Do you fire back some nasty remark about the other parent? I don’t think so. You offer whatever comfort you can, you try calming words that explain that sometimes marriages no longer work, but that both parents will always love their children. You remain the adult, and recognize that you’re dealing with a child.
Special Challenges: Medical, Psychological, Financial
What if you’re faced with an even tougher challenge?
You have special needs, or your child does, that require medical or psychological intervention. You may not have the funds. Your ex may not be willing to kick in.
What if those special needs are in fact opportunities? You have a gifted child who is offered enrollment in a prestigious academic or creative program. But again, you haven’t the money, and your ex refuses to kick in to help.
Sure, these are very different scenarios. In the former, your child’s current and future health are at risk. What parent wouldn’t move heaven and earth to get their child whatever it is that’s needed? But what if you can’t, no matter what you do? What if the other parent, fundamentally, is the reason? What do you say – how much and how? If you’re angry and it shows, is that parental alienation or a natural and very human response?

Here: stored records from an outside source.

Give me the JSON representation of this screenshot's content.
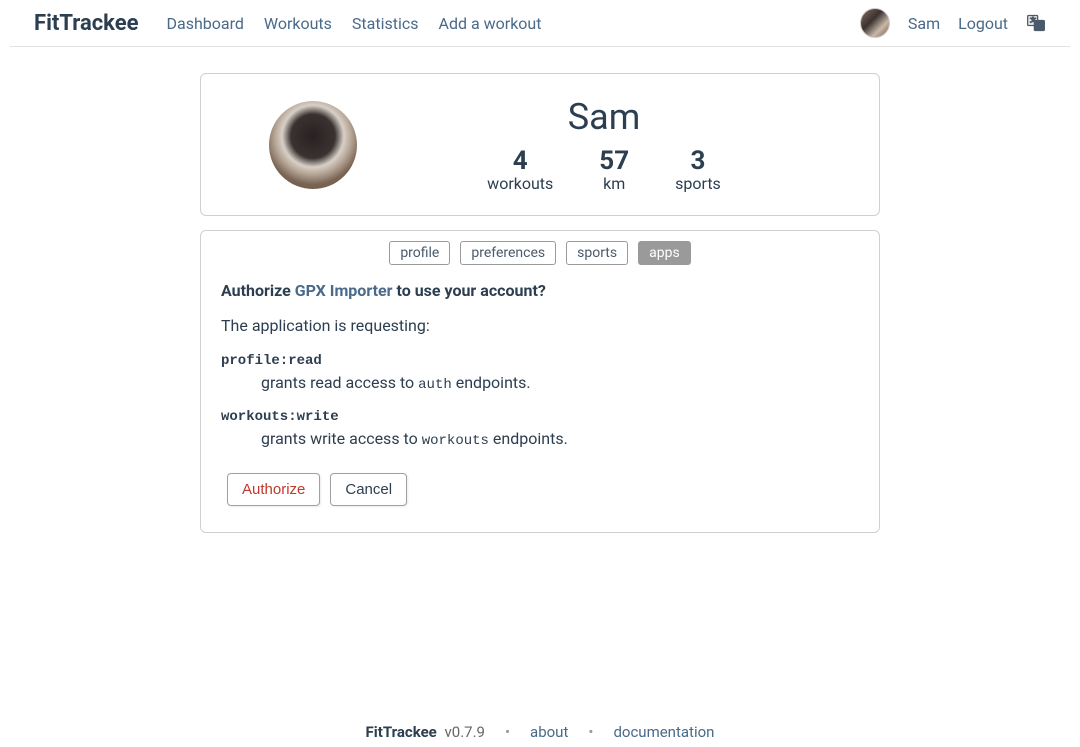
{
  "nav": {
    "brand": "FitTrackee",
    "links": [
      "Dashboard",
      "Workouts",
      "Statistics",
      "Add a workout"
    ],
    "user": "Sam",
    "logout": "Logout"
  },
  "profile": {
    "name": "Sam",
    "stats": [
      {
        "value": "4",
        "label": "workouts"
      },
      {
        "value": "57",
        "label": "km"
      },
      {
        "value": "3",
        "label": "sports"
      }
    ]
  },
  "tabs": [
    {
      "label": "profile",
      "active": false
    },
    {
      "label": "preferences",
      "active": false
    },
    {
      "label": "sports",
      "active": false
    },
    {
      "label": "apps",
      "active": true
    }
  ],
  "auth": {
    "title_prefix": "Authorize ",
    "app_name": "GPX Importer",
    "title_suffix": " to use your account?",
    "requesting_text": "The application is requesting:",
    "scopes": [
      {
        "name": "profile:read",
        "desc_prefix": "grants read access to ",
        "desc_code": "auth",
        "desc_suffix": " endpoints."
      },
      {
        "name": "workouts:write",
        "desc_prefix": "grants write access to ",
        "desc_code": "workouts",
        "desc_suffix": " endpoints."
      }
    ],
    "authorize_label": "Authorize",
    "cancel_label": "Cancel"
  },
  "footer": {
    "brand": "FitTrackee",
    "version": "v0.7.9",
    "about": "about",
    "documentation": "documentation",
    "sep": "•"
  }
}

In the second case, we’re also talking about your child’s future. Physical health may not be a factor, but what if she earned the opportunities that now await? What if you have to say no because the other parent reneged on a willingness to share in the payment? How do you respond to a direct question?
My fallback here is similar to my earlier approach. You tell the truth – as gently as possible and in age-appropriate fashion. And if you’re dealing with a teenager and it concerns financing college, it’s my belief that you speak the truth as clearly as you can, but without bad-mouthing the other parent.

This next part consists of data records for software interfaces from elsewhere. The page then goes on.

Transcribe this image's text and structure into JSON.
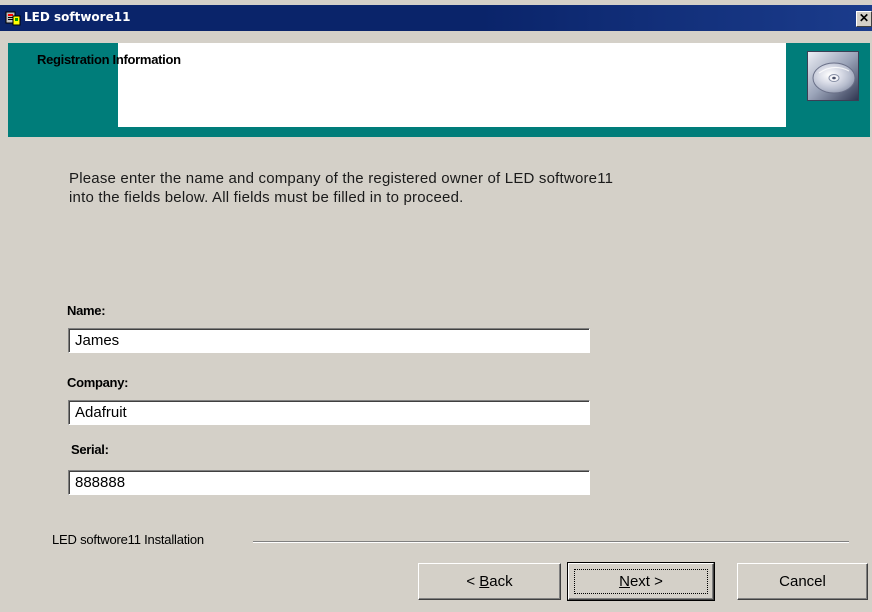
{
  "window": {
    "title": "LED softwore11",
    "close_glyph": "✕"
  },
  "header": {
    "title": "Registration Information",
    "icon": "cd-icon"
  },
  "instructions": {
    "line1": "Please enter the name and company of the registered owner of LED softwore11",
    "line2": "into the fields below. All fields must be filled in to proceed."
  },
  "form": {
    "name_label": "Name:",
    "name_value": "James",
    "company_label": "Company:",
    "company_value": "Adafruit",
    "serial_label": "Serial:",
    "serial_value": "888888"
  },
  "footer": {
    "group_label": "LED softwore11 Installation",
    "back_mnemonic": "B",
    "back_rest": "ack",
    "back_prefix": "< ",
    "next_mnemonic": "N",
    "next_rest": "ext >",
    "cancel_label": "Cancel"
  },
  "colors": {
    "banner": "#007d7a",
    "titlebar": "#0a246a",
    "dialog": "#d4d0c8"
  }
}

Like I said, it’s a fine line to walk. I haven’t always managed it elegantly, but I’ve tried my best.
Clearly, those of us who have danced to the damaging tune of an emotionally manipulative parent or spouse want to break the cycle. We want to break the cycle not only for ourselves but for our children.
Manipulation, Acting Out, Telling the Truth, and Unconditional Love
We may recognize “bad behaviors” and wish to keep our kids away from them. We may recognize that they will continue forever; we may foresee that however harmful, they’re the result of the other parent acting out, and the misdeeds are likely to diminish.
Regardless of the circumstances and how much we wish to protect our children, to deny access to the other parent may be considered parental alienation. We may not know where to draw that line any more than a court could reasonably do so. We may also not have the power to deny access. In fact, in the wake of divorce, we may have to knowingly deliver our children to a manipulative parent. It’s one of the hardest things we do, we work our damnedest to offset the consequences with our own unconditional love, and we seek the least painful path for our kids.
Sometimes that means stepping out of the way to allow them to love a parent we don’t respect, but a parent they have a right to know and love all the same.
Sometimes it means getting back in the ring for a fight, when that’s the last thing we really want to do, but it’s the only way to protect our children.
Sometimes that means telling the truth – directly, in documented fashion, knowing it’s necessary and also, painful. We stick to the facts. We do our best to keep angry opinions out of the conversation. We remain watchful and available to cushion the hurt.
I’ll leave you with one last thought.
Even an emotionally manipulative parent is still capable of sharing good times with his or her children, creating warm memories and offering meaningful lessons, and exhibiting good behaviors along with those we consider problematic.
So we do what we can to be fair, to be truthful, and to be diplomatic. We keep our eyes and ears open. We offset our negative judgments with gut, guts, and common sense.